--- ASSIGNMENT ---
Output all records exactly, with no images.

[Data records]
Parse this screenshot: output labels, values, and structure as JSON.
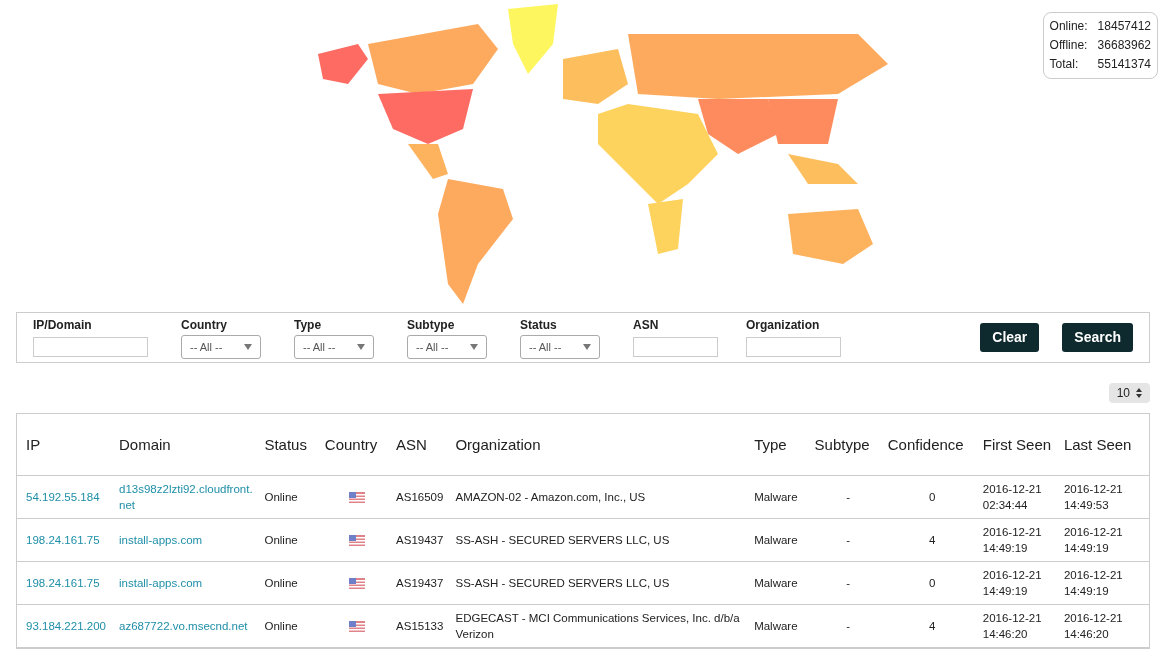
{
  "stats": [
    {
      "label": "Online:",
      "value": "18457412"
    },
    {
      "label": "Offline:",
      "value": "36683962"
    },
    {
      "label": "Total:",
      "value": "55141374"
    }
  ],
  "filters": [
    {
      "kind": "text",
      "label": "IP/Domain"
    },
    {
      "kind": "select",
      "label": "Country",
      "value": "-- All --"
    },
    {
      "kind": "select",
      "label": "Type",
      "value": "-- All --"
    },
    {
      "kind": "select",
      "label": "Subtype",
      "value": "-- All --"
    },
    {
      "kind": "select",
      "label": "Status",
      "value": "-- All --"
    },
    {
      "kind": "text",
      "label": "ASN"
    },
    {
      "kind": "text",
      "label": "Organization"
    }
  ],
  "buttons": [
    "Clear",
    "Search"
  ],
  "page_size": "10",
  "table": {
    "columns": [
      "IP",
      "Domain",
      "Status",
      "Country",
      "ASN",
      "Organization",
      "Type",
      "Subtype",
      "Confidence",
      "First Seen",
      "Last Seen"
    ],
    "rows": [
      {
        "ip": "54.192.55.184",
        "domain": "d13s98z2lzti92.cloudfront.net",
        "status": "Online",
        "asn": "AS16509",
        "organization": "AMAZON-02 - Amazon.com, Inc., US",
        "type": "Malware",
        "subtype": "-",
        "confidence": "0",
        "first_seen": "2016-12-21 02:34:44",
        "last_seen": "2016-12-21 14:49:53"
      },
      {
        "ip": "198.24.161.75",
        "domain": "install-apps.com",
        "status": "Online",
        "asn": "AS19437",
        "organization": "SS-ASH - SECURED SERVERS LLC, US",
        "type": "Malware",
        "subtype": "-",
        "confidence": "4",
        "first_seen": "2016-12-21 14:49:19",
        "last_seen": "2016-12-21 14:49:19"
      },
      {
        "ip": "198.24.161.75",
        "domain": "install-apps.com",
        "status": "Online",
        "asn": "AS19437",
        "organization": "SS-ASH - SECURED SERVERS LLC, US",
        "type": "Malware",
        "subtype": "-",
        "confidence": "0",
        "first_seen": "2016-12-21 14:49:19",
        "last_seen": "2016-12-21 14:49:19"
      },
      {
        "ip": "93.184.221.200",
        "domain": "az687722.vo.msecnd.net",
        "status": "Online",
        "asn": "AS15133",
        "organization": "EDGECAST - MCI Communications Services, Inc. d/b/a Verizon",
        "type": "Malware",
        "subtype": "-",
        "confidence": "4",
        "first_seen": "2016-12-21 14:46:20",
        "last_seen": "2016-12-21 14:46:20"
      }
    ]
  }
}
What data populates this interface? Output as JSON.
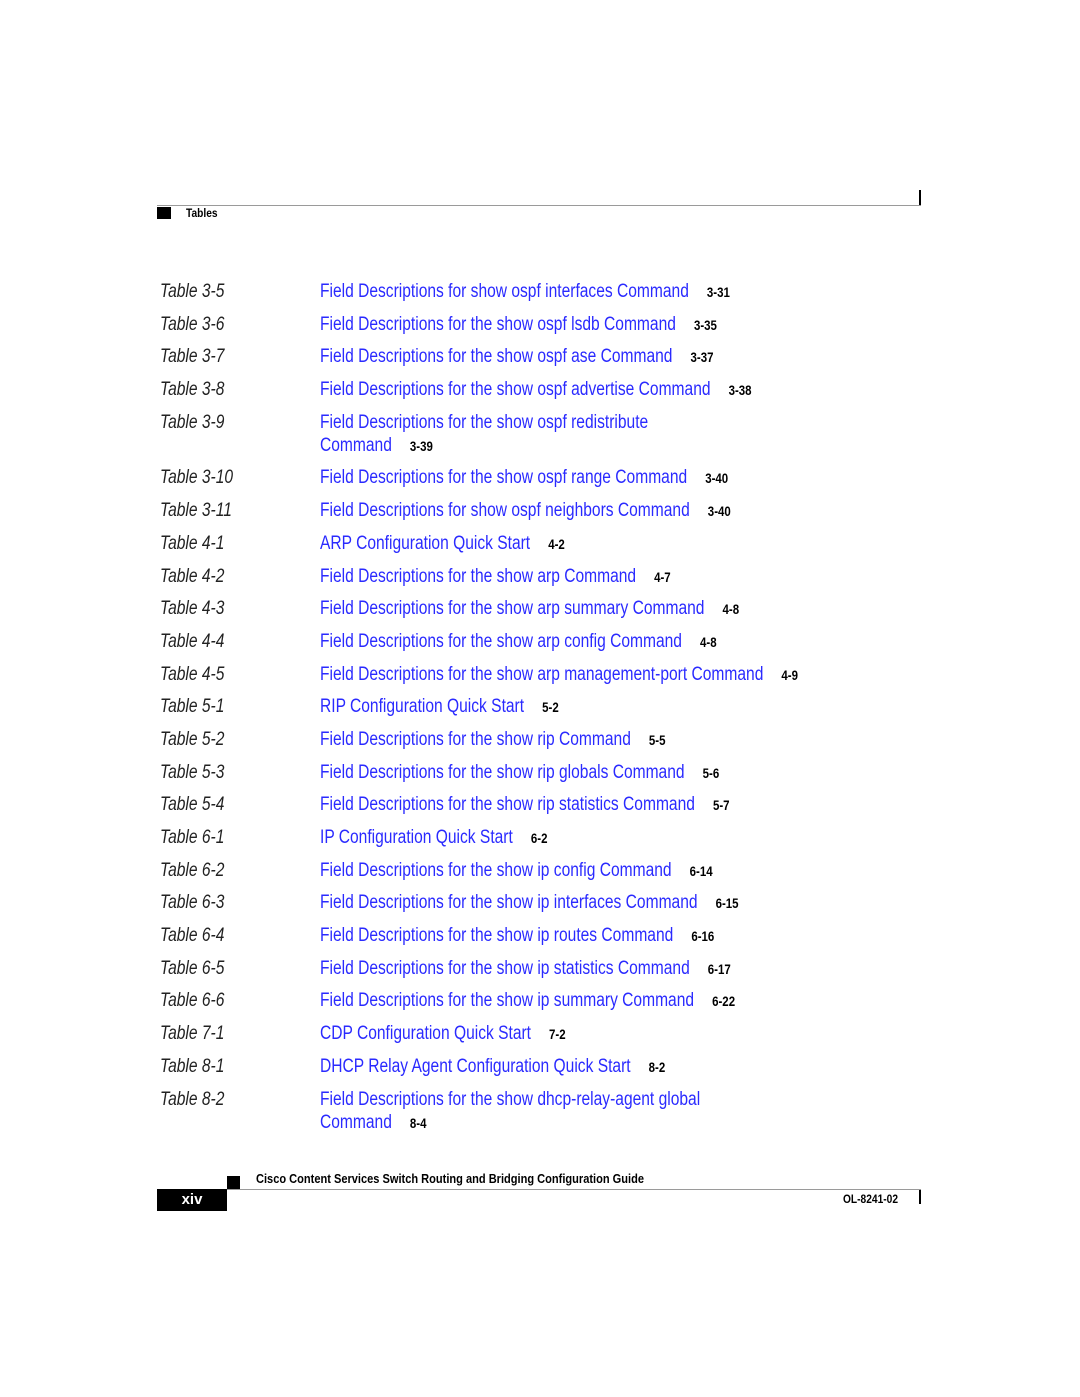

--- EXPECTED ANSWER ---
Parse this screenshot: output labels, values, and structure as JSON.
{
  "stats": [
    {
      "label": "Online:",
      "value": "18457412"
    },
    {
      "label": "Offline:",
      "value": "36683962"
    },
    {
      "label": "Total:",
      "value": "55141374"
    }
  ],
  "filters": [
    {
      "kind": "text",
      "label": "IP/Domain"
    },
    {
      "kind": "select",
      "label": "Country",
      "value": "-- All --"
    },
    {
      "kind": "select",
      "label": "Type",
      "value": "-- All --"
    },
    {
      "kind": "select",
      "label": "Subtype",
      "value": "-- All --"
    },
    {
      "kind": "select",
      "label": "Status",
      "value": "-- All --"
    },
    {
      "kind": "text",
      "label": "ASN"
    },
    {
      "kind": "text",
      "label": "Organization"
    }
  ],
  "buttons": [
    "Clear",
    "Search"
  ],
  "page_size": "10",
  "table": {
    "columns": [
      "IP",
      "Domain",
      "Status",
      "Country",
      "ASN",
      "Organization",
      "Type",
      "Subtype",
      "Confidence",
      "First Seen",
      "Last Seen"
    ],
    "rows": [
      {
        "ip": "54.192.55.184",
        "domain": "d13s98z2lzti92.cloudfront.net",
        "status": "Online",
        "asn": "AS16509",
        "organization": "AMAZON-02 - Amazon.com, Inc., US",
        "type": "Malware",
        "subtype": "-",
        "confidence": "0",
        "first_seen": "2016-12-21 02:34:44",
        "last_seen": "2016-12-21 14:49:53"
      },
      {
        "ip": "198.24.161.75",
        "domain": "install-apps.com",
        "status": "Online",
        "asn": "AS19437",
        "organization": "SS-ASH - SECURED SERVERS LLC, US",
        "type": "Malware",
        "subtype": "-",
        "confidence": "4",
        "first_seen": "2016-12-21 14:49:19",
        "last_seen": "2016-12-21 14:49:19"
      },
      {
        "ip": "198.24.161.75",
        "domain": "install-apps.com",
        "status": "Online",
        "asn": "AS19437",
        "organization": "SS-ASH - SECURED SERVERS LLC, US",
        "type": "Malware",
        "subtype": "-",
        "confidence": "0",
        "first_seen": "2016-12-21 14:49:19",
        "last_seen": "2016-12-21 14:49:19"
      },
      {
        "ip": "93.184.221.200",
        "domain": "az687722.vo.msecnd.net",
        "status": "Online",
        "asn": "AS15133",
        "organization": "EDGECAST - MCI Communications Services, Inc. d/b/a Verizon",
        "type": "Malware",
        "subtype": "-",
        "confidence": "4",
        "first_seen": "2016-12-21 14:46:20",
        "last_seen": "2016-12-21 14:46:20"
      }
    ]
  }
}
What data populates this interface? Output as JSON.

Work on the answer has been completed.